*** Opening of INPUT MATERIAL ***
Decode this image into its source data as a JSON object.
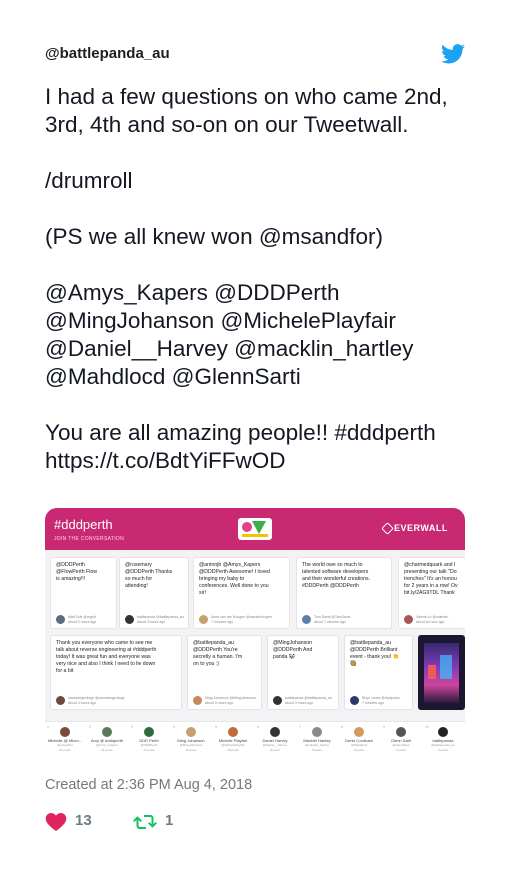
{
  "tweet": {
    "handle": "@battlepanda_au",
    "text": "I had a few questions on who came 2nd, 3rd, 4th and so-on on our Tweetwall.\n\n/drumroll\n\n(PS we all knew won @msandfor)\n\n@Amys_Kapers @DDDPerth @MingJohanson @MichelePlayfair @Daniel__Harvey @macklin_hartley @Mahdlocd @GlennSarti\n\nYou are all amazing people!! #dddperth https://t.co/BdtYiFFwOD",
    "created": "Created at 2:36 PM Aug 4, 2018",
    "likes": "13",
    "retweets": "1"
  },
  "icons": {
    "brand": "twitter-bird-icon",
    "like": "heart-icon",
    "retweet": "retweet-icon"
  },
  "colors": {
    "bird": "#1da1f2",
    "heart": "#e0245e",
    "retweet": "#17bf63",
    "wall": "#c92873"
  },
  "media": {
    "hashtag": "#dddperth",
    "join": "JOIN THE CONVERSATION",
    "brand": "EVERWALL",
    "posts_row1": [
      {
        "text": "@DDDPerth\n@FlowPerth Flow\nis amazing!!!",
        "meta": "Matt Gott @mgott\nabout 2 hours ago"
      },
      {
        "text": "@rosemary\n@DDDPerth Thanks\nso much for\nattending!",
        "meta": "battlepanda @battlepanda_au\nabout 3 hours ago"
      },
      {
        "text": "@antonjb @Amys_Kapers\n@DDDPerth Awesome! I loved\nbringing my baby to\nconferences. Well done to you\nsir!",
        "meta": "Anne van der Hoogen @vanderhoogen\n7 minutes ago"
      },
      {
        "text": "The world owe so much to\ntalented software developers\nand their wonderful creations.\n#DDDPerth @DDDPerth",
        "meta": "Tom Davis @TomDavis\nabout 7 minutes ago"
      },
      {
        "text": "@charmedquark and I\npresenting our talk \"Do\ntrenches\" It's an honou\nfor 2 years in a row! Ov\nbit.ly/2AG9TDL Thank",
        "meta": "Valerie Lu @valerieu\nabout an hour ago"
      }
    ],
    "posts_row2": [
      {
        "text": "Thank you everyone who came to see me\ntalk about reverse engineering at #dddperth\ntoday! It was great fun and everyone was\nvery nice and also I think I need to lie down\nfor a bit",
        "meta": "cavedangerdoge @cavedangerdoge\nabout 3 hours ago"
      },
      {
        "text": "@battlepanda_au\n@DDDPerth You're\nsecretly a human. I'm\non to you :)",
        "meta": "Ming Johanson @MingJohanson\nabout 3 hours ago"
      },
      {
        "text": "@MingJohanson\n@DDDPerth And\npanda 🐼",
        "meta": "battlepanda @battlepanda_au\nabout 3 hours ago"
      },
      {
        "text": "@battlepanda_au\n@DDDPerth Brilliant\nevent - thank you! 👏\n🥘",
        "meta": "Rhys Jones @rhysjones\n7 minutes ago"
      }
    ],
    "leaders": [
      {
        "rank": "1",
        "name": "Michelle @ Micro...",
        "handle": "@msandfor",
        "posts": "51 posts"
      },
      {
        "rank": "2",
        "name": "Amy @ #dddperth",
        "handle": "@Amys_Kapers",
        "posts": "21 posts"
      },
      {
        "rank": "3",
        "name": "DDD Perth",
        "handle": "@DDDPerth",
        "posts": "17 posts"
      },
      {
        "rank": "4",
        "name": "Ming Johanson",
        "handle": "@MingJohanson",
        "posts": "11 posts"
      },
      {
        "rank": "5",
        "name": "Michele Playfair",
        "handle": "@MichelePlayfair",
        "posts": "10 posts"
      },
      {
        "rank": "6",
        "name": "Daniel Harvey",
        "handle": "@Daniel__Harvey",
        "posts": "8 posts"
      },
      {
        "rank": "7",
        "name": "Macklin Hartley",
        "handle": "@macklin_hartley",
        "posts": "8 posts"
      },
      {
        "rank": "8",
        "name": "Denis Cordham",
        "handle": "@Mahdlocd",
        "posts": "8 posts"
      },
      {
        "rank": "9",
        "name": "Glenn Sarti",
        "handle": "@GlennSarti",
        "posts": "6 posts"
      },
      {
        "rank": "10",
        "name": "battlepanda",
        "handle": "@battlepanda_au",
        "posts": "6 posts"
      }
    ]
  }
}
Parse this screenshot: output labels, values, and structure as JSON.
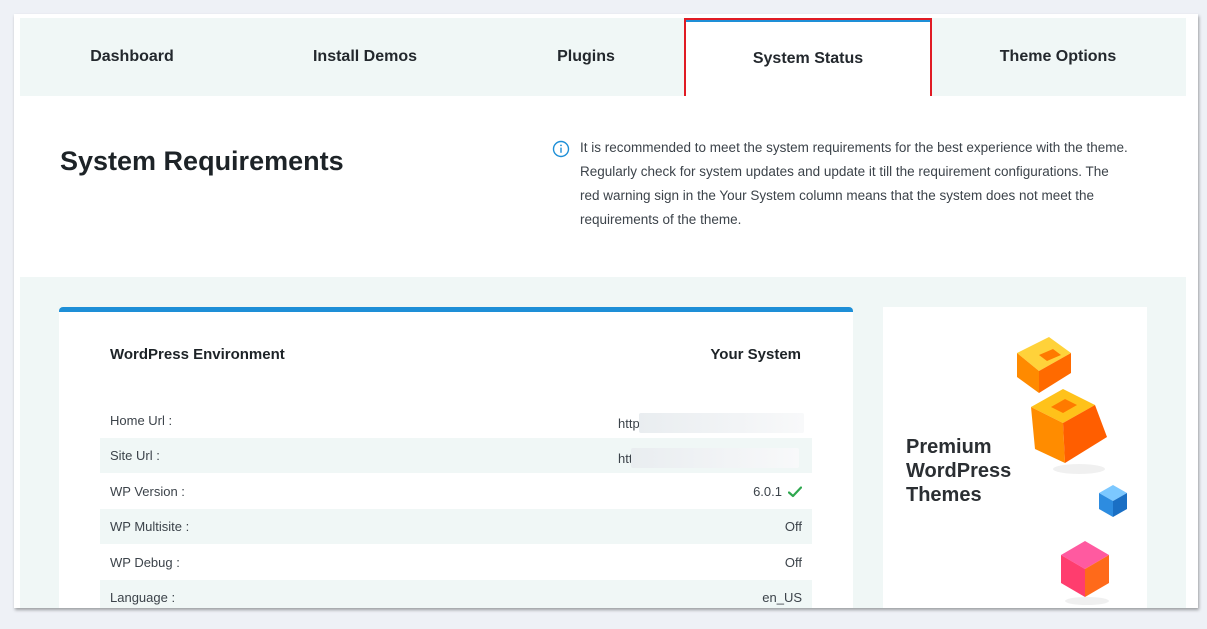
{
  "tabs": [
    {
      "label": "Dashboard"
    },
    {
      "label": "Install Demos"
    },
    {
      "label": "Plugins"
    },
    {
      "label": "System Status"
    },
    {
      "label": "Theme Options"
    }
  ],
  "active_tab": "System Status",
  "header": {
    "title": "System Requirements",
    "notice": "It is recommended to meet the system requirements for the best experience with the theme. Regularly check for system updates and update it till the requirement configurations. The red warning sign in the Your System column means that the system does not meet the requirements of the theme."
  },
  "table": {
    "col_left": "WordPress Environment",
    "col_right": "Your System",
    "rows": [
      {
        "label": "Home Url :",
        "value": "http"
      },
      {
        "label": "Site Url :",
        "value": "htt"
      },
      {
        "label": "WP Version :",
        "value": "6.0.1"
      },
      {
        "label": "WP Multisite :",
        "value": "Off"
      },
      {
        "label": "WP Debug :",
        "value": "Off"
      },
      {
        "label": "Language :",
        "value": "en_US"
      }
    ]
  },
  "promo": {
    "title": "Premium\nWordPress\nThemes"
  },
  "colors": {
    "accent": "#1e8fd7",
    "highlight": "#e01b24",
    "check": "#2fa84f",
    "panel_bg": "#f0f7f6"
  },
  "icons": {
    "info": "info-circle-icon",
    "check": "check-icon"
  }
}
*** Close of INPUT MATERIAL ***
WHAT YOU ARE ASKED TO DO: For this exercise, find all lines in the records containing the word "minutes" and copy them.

EXERCISE RESULT:
        "meta": "Anne van der Hoogen @vanderhoogen\n7 minutes ago"
        "meta": "Tom Davis @TomDavis\nabout 7 minutes ago"
        "meta": "Rhys Jones @rhysjones\n7 minutes ago"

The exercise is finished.